The Truth, Justice and Healing Council has called for new national laws making it a crime to not report information about child sex abuse — unless it is obtained by a priest during the confession. The Australian reports.
In a formal submission to the Royal Commission into Institutional Responses to Child Sexual Abuse, the TJHC has argued that this exemption would reflect Victorian legislation granting a similar “occasion of privilege” to that protecting communications between lawyers and their clients.
Under questioning at the commission yesterday, TJHC CEO Francis Sullivan said “parliaments will need to make their own decisions and then … priests will, like everybody else, have to obey the law or disobey the law.”
A series of child abuse scandals in recent decades has revealed “a shameful history, a rather confronting history within the Catholic Church of how sexual offenders were handled,” Mr Sullivan said.
This included the cover-up of known child sex offenders, and the moving of paedophile priests between parishes or dioceses, allowing them to offend again.
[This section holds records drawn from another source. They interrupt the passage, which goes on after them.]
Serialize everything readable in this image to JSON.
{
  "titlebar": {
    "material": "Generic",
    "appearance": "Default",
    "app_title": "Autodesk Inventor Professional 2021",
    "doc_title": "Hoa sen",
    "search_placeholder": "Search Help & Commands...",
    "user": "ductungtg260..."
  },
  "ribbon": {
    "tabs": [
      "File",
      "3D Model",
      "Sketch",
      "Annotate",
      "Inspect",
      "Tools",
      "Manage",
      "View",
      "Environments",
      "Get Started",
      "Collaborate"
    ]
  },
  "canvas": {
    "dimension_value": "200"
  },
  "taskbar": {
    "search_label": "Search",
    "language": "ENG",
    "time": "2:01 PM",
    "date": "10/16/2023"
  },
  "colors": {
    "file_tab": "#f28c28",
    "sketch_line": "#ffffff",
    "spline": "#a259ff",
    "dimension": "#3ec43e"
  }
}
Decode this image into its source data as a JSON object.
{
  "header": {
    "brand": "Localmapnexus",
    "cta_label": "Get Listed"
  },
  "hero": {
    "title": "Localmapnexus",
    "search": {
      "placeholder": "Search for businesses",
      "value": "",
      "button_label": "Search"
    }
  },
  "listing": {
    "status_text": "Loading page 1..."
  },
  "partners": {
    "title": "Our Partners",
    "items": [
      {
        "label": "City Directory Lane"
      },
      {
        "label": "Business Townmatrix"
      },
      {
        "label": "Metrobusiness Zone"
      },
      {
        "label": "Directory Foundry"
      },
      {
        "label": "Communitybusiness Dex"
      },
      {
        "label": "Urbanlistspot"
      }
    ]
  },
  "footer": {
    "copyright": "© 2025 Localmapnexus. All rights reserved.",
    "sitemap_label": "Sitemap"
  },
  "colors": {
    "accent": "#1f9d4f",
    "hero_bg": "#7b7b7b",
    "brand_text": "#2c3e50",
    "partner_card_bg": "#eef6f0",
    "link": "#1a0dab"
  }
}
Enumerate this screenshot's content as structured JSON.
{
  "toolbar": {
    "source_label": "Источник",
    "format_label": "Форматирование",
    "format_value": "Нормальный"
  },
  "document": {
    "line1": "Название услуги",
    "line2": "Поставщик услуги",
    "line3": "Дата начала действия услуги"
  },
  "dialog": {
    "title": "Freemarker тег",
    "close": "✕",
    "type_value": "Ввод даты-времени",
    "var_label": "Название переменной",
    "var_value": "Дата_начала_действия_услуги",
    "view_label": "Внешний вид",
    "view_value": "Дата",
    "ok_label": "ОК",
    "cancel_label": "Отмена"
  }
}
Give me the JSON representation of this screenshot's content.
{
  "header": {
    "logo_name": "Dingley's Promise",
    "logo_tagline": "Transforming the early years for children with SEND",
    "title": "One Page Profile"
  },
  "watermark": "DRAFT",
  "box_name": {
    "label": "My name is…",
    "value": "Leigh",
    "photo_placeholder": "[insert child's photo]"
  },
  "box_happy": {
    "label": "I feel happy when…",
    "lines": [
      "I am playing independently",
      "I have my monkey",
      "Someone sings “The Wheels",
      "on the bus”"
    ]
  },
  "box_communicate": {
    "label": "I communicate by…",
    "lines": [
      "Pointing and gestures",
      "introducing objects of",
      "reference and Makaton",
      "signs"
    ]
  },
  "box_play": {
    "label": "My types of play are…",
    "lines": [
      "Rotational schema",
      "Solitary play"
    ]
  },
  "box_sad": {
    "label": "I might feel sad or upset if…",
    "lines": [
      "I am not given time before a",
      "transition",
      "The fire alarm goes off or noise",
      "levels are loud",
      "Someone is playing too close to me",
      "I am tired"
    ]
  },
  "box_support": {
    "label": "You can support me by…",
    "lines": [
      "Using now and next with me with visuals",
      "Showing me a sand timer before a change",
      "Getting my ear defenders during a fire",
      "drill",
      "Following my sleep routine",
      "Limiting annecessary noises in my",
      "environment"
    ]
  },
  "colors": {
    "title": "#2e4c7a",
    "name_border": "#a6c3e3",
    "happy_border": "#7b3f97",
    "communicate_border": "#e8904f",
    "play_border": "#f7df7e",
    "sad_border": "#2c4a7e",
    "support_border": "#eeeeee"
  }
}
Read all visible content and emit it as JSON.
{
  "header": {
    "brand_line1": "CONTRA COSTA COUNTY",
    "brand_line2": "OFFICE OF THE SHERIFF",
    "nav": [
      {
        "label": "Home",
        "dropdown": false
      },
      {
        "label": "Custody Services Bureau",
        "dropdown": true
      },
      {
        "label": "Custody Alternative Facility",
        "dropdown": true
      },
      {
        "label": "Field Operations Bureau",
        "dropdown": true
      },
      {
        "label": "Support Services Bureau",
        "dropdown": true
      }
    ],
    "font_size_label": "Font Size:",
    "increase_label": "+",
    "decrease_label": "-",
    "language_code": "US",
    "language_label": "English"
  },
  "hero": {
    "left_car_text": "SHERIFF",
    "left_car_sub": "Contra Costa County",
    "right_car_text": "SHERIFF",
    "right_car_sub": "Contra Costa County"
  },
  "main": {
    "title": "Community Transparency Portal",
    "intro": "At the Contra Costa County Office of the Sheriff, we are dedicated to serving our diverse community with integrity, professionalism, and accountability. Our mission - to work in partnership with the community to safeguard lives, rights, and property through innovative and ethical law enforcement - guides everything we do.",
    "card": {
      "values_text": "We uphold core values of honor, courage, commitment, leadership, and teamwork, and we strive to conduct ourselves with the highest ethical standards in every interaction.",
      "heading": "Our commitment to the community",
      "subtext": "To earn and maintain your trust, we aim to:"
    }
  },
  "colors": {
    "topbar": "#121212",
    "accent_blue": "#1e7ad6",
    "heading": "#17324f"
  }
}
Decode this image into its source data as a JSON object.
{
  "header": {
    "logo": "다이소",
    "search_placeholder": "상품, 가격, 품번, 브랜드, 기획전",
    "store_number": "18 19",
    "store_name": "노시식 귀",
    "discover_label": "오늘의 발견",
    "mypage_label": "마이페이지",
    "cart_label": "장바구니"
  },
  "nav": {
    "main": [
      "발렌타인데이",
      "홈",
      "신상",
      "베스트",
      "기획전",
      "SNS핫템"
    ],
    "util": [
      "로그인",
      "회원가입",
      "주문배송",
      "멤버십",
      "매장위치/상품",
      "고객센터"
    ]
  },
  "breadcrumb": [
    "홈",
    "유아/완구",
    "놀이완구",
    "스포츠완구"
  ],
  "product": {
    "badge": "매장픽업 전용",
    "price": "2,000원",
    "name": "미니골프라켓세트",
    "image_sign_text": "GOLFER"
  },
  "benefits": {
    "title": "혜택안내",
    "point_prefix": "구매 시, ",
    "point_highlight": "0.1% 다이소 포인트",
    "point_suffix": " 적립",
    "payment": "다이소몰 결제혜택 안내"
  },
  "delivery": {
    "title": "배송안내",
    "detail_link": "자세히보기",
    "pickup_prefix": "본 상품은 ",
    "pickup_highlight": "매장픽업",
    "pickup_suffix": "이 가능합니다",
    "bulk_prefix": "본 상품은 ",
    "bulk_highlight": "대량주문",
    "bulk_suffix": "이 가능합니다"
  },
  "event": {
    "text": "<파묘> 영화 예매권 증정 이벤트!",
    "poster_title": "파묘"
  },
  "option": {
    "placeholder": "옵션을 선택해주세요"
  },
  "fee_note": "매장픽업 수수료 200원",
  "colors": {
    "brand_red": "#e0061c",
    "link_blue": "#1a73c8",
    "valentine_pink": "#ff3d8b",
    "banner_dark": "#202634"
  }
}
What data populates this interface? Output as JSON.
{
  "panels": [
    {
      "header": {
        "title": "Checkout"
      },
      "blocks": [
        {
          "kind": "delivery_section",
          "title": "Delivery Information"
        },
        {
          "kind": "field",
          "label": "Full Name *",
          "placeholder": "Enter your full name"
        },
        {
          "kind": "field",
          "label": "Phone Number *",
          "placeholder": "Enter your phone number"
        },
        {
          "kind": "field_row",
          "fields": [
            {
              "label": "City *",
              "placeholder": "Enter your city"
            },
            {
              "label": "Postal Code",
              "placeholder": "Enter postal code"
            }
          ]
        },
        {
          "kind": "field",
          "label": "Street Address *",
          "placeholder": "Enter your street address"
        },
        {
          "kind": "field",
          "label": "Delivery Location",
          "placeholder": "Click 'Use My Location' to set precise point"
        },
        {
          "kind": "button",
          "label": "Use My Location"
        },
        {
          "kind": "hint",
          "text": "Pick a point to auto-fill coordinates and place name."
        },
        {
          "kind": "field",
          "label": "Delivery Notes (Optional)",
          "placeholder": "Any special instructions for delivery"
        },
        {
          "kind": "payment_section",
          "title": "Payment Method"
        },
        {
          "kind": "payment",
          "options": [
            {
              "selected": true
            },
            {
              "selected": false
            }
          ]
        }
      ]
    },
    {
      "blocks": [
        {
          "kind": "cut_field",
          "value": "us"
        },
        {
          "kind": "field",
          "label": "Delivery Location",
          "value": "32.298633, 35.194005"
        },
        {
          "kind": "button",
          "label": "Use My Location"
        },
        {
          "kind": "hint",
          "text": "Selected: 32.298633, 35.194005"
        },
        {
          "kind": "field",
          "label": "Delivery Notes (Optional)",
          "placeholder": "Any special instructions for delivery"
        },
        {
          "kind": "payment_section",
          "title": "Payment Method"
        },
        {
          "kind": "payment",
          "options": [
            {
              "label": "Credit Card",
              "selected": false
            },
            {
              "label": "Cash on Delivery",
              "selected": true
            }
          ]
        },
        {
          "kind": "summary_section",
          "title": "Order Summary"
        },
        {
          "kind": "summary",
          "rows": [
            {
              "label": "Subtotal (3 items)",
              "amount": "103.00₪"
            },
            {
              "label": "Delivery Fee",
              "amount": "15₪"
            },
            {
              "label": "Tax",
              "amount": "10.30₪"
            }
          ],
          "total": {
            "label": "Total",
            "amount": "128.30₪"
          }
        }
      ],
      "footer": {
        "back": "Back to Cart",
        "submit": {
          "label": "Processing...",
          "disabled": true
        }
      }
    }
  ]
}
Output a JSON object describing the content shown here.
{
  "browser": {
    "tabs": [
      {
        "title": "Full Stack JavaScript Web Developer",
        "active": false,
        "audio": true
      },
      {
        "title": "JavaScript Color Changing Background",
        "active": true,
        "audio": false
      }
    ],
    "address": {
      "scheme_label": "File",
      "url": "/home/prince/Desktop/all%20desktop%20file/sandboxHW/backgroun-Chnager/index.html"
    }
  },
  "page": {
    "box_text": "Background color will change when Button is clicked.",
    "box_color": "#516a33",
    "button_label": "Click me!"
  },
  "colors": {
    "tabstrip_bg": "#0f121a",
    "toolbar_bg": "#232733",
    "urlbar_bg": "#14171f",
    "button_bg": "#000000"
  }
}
“We’re talking about culture. We’re talking about self-preservation. We’re talking about how the powers that be at a given time are more concerned about public scandal and reputation damage … than they were about the specific interests of a child,” he said.
The issue is expected to provoke controversy when the commission holds a three-week hearing into the Church in February, having recently flagged it will consider “the protection of the confessional.”
The commission has the power to recommend changes to laws in some States allowing priests who hear admissions of criminal activity during confession to not report this to police.
Catholics want law to protect confessional (The Australian)
'Self-serving' culture in Catholic Church (AAP/Seven News)